French journalists Stephane Taponier and Herve Ghesquiere have been held hostage in Afghanistan since Dec. 2009, a long traumatic period that has seen official strategy shifts and a debate on whether to publicize their plight.
Dec. 2009 – March 2010: Media coverage of kidnapping is muted – due to security concerns. News organisations refrain from broadcasting the full names of the journalists. Official French response is initially testy. French President Nicolas Sarkozy publicly grumbles about the risk to French soldiers’ lives by running operations to try to rescue kidnapped reporters in their “impudent” quest for “scoops”. A senior French military official, Gen. Jean-Louis Georgelin, deplores the prohibitive cost of such rescue operations, putting the figure at 10 million euros.
April 12, 2010: France Television publicly discloses the full names and identities of the two journalists.
April 16, 2010: Sarkozy meets with France Television President Patrick de Carolis. Experts say the meeting marks a dramatic change in tone of the official French response to hostage crisis. Following the meeting, media organisations start reporting the men’s full names and many public news organisations, such as FRANCE 24, start featuring a count on the number of days in captivity.
June 22, 2010: French Defense Minister Hervé Morin and France Television President Patrick de Carolis visit Afghanistan. Carolis says negotiations were intensifying.
July 2010: According to the French daily, Le Parisien, members of the French security service, the DGSE, have a phone conversation with the hostages - first with Taponier and a few days later with Ghesquiere.

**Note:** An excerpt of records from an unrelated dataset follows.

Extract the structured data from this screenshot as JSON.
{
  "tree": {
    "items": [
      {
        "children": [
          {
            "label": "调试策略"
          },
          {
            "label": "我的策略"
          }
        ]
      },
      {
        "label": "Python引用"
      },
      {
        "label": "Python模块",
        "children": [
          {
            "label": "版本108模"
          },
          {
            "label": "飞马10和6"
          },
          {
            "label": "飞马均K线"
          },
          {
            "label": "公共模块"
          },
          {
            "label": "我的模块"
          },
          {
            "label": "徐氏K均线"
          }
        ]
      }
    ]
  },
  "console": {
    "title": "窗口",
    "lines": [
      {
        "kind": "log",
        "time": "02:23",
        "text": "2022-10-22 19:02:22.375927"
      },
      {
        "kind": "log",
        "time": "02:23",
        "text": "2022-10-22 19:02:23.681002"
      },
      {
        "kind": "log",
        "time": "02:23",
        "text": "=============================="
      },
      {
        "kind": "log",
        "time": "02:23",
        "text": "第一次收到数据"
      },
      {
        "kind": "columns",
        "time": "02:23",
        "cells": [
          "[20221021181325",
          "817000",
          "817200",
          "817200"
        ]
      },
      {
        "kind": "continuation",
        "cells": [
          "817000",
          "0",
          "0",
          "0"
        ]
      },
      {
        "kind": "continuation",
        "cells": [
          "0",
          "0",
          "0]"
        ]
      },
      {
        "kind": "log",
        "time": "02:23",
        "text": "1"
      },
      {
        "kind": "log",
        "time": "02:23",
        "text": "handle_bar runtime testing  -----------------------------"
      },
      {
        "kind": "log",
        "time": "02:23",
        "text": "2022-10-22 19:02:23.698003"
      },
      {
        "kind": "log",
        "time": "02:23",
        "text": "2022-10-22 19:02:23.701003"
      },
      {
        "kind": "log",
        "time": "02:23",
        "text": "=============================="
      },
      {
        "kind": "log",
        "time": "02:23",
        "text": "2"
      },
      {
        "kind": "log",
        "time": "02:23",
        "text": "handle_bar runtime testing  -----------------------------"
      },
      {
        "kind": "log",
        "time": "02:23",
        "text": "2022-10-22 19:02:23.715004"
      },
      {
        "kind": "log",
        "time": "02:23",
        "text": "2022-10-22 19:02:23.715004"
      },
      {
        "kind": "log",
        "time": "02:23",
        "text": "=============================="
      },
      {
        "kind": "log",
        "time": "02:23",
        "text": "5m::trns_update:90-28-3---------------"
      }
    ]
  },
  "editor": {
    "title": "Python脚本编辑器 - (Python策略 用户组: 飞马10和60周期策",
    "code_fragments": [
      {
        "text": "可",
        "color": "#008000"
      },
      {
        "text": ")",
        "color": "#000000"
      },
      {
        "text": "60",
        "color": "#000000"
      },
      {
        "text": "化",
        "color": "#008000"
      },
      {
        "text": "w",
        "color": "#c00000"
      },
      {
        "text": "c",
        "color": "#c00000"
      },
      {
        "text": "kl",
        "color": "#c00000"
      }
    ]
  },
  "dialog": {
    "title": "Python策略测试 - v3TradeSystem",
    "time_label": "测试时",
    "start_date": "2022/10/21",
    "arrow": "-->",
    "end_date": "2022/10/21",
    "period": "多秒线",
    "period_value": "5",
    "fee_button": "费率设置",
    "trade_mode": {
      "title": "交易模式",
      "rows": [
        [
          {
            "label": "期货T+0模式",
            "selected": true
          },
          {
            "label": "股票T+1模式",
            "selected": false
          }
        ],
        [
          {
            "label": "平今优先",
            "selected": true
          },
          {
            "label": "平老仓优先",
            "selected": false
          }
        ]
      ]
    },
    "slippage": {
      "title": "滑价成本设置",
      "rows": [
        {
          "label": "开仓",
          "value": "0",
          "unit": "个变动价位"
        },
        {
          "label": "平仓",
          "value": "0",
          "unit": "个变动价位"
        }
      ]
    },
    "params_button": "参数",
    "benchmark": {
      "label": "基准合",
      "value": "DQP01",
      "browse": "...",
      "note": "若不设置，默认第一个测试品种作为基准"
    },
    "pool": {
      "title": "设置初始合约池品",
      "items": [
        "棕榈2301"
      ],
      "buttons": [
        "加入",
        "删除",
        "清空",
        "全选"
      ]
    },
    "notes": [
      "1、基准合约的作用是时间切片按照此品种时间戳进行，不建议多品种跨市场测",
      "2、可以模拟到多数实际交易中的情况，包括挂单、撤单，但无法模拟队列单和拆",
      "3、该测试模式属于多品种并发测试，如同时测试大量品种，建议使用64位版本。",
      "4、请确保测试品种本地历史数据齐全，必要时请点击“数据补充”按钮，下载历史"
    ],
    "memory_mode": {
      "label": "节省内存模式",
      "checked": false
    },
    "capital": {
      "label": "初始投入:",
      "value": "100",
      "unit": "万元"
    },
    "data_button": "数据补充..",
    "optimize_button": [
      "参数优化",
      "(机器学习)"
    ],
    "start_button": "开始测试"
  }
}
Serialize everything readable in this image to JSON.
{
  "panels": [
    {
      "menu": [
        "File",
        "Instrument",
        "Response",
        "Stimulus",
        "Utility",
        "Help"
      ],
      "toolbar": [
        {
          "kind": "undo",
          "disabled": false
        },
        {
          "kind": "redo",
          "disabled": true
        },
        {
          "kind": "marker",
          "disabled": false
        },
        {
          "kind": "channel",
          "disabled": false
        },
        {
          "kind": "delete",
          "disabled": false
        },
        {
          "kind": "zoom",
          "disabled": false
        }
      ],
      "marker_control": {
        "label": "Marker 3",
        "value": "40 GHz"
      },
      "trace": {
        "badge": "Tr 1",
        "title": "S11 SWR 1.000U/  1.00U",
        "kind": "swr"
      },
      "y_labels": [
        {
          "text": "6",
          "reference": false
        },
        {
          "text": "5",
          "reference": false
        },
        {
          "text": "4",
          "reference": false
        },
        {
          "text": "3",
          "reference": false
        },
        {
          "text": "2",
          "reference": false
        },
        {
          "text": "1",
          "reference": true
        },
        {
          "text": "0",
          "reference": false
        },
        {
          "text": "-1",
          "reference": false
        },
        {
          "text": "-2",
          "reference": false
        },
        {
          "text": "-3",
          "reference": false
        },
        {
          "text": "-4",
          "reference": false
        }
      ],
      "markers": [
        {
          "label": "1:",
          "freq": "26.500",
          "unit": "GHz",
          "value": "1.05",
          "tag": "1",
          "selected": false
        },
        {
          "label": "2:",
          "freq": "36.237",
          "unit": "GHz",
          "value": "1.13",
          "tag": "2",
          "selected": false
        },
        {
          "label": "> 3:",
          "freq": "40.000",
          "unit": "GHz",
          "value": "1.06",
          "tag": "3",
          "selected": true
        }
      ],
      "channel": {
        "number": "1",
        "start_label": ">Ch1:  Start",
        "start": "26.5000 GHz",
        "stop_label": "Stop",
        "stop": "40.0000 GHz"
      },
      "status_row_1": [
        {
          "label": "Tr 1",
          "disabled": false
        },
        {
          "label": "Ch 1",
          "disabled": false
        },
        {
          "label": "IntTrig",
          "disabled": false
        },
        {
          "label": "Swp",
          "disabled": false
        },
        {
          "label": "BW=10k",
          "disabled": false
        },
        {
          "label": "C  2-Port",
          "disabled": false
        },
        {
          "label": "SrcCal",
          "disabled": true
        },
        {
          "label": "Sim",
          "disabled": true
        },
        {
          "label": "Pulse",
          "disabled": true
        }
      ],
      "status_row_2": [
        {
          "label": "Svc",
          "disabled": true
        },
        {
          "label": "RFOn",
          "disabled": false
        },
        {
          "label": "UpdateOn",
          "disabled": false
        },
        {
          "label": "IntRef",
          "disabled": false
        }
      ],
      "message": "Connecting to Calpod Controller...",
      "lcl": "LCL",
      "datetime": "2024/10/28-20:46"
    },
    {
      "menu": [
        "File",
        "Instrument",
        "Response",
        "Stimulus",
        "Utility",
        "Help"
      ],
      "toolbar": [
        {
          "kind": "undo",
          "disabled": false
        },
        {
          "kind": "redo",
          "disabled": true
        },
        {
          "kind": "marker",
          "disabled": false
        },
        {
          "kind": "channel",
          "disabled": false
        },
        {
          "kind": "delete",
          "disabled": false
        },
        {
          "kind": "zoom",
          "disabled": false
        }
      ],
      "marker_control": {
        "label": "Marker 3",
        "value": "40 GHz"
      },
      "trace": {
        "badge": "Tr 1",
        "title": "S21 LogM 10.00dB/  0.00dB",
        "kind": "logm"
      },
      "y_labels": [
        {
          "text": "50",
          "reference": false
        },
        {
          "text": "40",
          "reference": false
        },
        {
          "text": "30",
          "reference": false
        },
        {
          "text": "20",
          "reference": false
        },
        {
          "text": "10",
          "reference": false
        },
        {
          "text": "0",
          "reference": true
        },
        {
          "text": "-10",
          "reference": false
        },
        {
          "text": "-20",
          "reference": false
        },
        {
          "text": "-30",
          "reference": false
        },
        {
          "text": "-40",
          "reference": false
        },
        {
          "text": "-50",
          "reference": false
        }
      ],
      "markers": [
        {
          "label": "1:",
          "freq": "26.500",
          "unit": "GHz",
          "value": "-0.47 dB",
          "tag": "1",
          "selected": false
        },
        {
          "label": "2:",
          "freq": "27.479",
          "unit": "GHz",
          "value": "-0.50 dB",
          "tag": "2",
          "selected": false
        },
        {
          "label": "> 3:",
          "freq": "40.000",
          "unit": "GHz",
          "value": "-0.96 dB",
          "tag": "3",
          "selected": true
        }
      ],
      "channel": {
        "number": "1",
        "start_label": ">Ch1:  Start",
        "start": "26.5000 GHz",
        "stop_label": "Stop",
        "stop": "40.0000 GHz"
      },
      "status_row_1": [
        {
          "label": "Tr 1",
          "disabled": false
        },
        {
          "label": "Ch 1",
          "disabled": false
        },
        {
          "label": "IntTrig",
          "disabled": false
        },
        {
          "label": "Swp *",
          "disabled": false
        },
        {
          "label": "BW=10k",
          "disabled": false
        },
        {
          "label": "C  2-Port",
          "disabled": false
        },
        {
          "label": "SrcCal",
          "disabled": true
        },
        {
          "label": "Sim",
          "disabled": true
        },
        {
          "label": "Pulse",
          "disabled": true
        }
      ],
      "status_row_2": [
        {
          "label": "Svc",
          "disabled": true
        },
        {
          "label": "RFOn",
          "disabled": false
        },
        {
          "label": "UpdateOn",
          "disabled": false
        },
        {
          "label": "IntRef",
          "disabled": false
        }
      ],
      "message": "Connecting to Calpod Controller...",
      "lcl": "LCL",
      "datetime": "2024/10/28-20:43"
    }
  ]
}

Oct. 25, 2010: A star-studded free concert is held in Paris to commemorate 300 days of Taponier and Ghesquiere’s captivity and to raise public awareness about their plight.
Date created : 2010-10-25